U.S. Classification439/607.45, 439/687
International ClassificationH01R9/05, H01R9/053, H01R13/58, H01R13/658, H01R13/502, H01R13/648
Cooperative ClassificationH01R13/6593
European ClassificationH01R13/658
Legal Events
DateCodeEventDescription
Nov 25, 2003FPExpired due to failure to pay maintenance fee
Effective date: 20031001
Oct 1, 2003LAPSLapse for failure to pay maintenance fees
Apr 16, 2003REMIMaintenance fee reminder mailed
Mar 26, 1999FPAYFee payment
Year of fee payment: 8
Mar 21, 1995FPAYFee payment
Year of fee payment: 4
Dec 13, 1990ASAssignment

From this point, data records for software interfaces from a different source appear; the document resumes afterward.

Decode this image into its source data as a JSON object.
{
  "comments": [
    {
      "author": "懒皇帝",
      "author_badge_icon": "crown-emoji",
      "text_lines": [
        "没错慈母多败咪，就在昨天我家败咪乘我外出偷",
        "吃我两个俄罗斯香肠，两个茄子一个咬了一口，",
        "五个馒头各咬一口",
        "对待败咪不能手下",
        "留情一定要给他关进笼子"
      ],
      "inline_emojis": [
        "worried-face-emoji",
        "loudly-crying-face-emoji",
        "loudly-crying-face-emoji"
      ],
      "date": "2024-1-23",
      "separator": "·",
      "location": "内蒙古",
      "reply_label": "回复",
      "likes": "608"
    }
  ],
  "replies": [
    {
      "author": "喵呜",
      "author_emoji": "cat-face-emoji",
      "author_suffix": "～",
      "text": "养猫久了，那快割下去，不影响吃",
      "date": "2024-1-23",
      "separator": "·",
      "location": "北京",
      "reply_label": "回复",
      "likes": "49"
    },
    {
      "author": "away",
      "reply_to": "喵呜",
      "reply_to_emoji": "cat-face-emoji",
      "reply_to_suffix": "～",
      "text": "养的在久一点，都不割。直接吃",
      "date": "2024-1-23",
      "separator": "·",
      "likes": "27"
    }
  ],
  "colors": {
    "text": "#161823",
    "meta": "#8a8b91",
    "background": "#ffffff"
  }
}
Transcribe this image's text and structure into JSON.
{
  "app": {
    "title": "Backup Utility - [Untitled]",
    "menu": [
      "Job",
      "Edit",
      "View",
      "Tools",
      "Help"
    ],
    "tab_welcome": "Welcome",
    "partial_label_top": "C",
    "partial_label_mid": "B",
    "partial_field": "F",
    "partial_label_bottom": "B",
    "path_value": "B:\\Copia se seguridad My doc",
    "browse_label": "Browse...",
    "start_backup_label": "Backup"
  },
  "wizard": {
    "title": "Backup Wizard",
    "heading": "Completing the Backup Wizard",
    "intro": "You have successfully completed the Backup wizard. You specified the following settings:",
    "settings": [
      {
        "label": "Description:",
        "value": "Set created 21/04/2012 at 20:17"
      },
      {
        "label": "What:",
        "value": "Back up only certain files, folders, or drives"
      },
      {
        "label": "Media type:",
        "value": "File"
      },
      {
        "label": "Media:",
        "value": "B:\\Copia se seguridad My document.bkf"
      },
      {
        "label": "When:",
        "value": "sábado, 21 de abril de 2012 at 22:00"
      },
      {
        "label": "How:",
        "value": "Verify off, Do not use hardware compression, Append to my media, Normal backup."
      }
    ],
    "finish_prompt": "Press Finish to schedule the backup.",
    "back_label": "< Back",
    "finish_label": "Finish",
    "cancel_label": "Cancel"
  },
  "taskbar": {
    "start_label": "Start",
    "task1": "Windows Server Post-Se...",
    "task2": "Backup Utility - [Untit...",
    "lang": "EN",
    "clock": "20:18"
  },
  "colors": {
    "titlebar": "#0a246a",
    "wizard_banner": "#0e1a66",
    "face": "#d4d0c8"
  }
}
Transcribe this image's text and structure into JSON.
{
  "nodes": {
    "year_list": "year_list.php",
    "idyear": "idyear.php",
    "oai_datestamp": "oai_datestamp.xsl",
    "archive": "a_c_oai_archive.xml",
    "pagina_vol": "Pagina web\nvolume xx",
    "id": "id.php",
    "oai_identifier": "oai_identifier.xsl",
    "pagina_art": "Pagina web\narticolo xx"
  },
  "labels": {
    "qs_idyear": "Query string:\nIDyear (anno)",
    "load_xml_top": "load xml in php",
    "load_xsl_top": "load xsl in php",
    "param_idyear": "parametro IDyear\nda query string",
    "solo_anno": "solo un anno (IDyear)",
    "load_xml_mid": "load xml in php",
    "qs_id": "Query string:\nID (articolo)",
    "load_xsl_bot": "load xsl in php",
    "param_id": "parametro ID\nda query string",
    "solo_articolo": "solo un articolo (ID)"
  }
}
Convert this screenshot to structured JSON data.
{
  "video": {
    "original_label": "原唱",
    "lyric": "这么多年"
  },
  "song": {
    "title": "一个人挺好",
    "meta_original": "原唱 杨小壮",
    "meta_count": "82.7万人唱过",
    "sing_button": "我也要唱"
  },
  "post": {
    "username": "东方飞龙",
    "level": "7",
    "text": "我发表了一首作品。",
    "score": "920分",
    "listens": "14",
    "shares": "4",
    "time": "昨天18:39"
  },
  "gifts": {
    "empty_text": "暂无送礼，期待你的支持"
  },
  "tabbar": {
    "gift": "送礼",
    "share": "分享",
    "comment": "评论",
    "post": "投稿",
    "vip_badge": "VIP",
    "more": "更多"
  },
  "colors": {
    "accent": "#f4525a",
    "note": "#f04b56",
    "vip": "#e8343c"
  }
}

Owner name: MOLEX INCORPORATED, 2222 WELLINGTON COURT, LISLE,
Free format text: ASSIGNMENT OF ASSIGNORS INTEREST.;ASSIGNORS:LOPATA, JOHN E.;SMITH, JAMES;REEL/FRAME:005536/0895
Effective date: 19901210